Deputy defense secretary nominee Kathleen Hicks had a confirmation hearing in front of the Senate Armed Services Committee Feb. 2.
WASHINGTON — President Biden’s nominee for deputy defense secretary Kathleen Hicks said in congressional testimony that space acquisition programs should leverage commercial innovation and ensure the United States can counter China’s technological advances.
Hicks sat in front of the Senate Armed Services Committee Feb. 2 for a confirmation hearing. She would be the first woman to serve as a Senate-confirmed deputy defense secretary. Hicks was previously vice president of the Center for Strategic and International Studies and served as principal deputy undersecretary of defense for policy during the Obama administration. After Biden was elected, Hicks was named head of the transition team for the Department of Defense.
As deputy secretary, Hicks would have major responsibilities for budget and financial management. At the hearing she was introduced by former defense secretary Robert Gates who praised Hicks for her “mastery of black arts” when she oversaw deep Pentagon budget cuts during the Obama years.
Hicks in written testimony said the United States faces growing security challenges in space and acquisitions of new technology should “increase warfighting effectiveness, enhance resilience, leverage commercial technology and innovation, and rapidly respond to future threats.”
She said DoD needs “inter-organizational collaboration” when it comes to space programs to avoid duplication.
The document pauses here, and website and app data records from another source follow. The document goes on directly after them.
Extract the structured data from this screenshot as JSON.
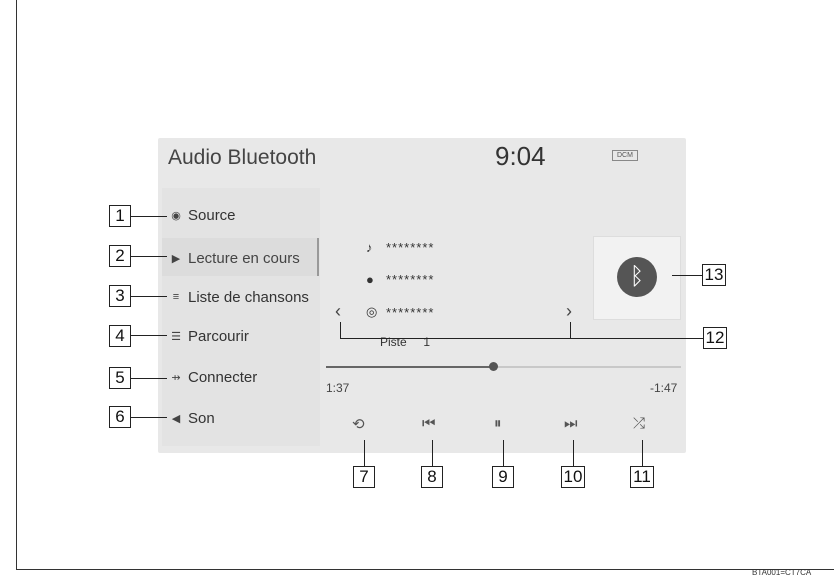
{
  "header": {
    "title": "Audio Bluetooth",
    "clock": "9:04",
    "badge": "DCM"
  },
  "menu": [
    {
      "label": "Source",
      "icon": "source-icon"
    },
    {
      "label": "Lecture en cours",
      "icon": "play-circle-icon",
      "active": true
    },
    {
      "label": "Liste de chansons",
      "icon": "song-list-icon"
    },
    {
      "label": "Parcourir",
      "icon": "browse-icon"
    },
    {
      "label": "Connecter",
      "icon": "connect-icon"
    },
    {
      "label": "Son",
      "icon": "speaker-icon"
    }
  ],
  "track": {
    "title": "********",
    "artist": "********",
    "album": "********",
    "track_label": "Piste",
    "track_number": "1"
  },
  "progress": {
    "elapsed": "1:37",
    "remaining": "-1:47",
    "fraction": 0.47
  },
  "controls": [
    {
      "name": "repeat-button",
      "icon": "repeat-icon",
      "glyph": "⟲"
    },
    {
      "name": "previous-button",
      "icon": "skip-back-icon",
      "glyph": "⏮"
    },
    {
      "name": "pause-button",
      "icon": "pause-icon",
      "glyph": "⏸"
    },
    {
      "name": "next-button",
      "icon": "skip-forward-icon",
      "glyph": "⏭"
    },
    {
      "name": "shuffle-button",
      "icon": "shuffle-icon",
      "glyph": "⤮"
    }
  ],
  "callouts": [
    "1",
    "2",
    "3",
    "4",
    "5",
    "6",
    "7",
    "8",
    "9",
    "10",
    "11",
    "12",
    "13"
  ],
  "footer": "BTA001=CT7CA"
}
If confirmed, she wrote, “I will implement congressional direction to transfer the Space Development Agency to the Space Force, while also maximizing both organizations’ effectiveness.”
Other takeaways from Hicks’ confirmation hearing:
- Hicks expressed concern about the barriers to entry for technology companies that want to do business with DoD. “We need to lower challenges to non traditional companies,” she said.
- The Biden administration’s submission of a budget request for fiscal year 2022 will be delayed because Trump officials did not share defense budget information with with transition team. The incoming administration didn’t get to look at Trump’s draft budget request until late January.
- Mergers and acquisitions in the defense industry will get extra scrutiny. “Consolidation creates challenges to innovation,” said Hicks. “We have to look at key parts of the industry base and ensure there’s a healthy supply chain … Some consolidation is probably inevitable but we need competition.”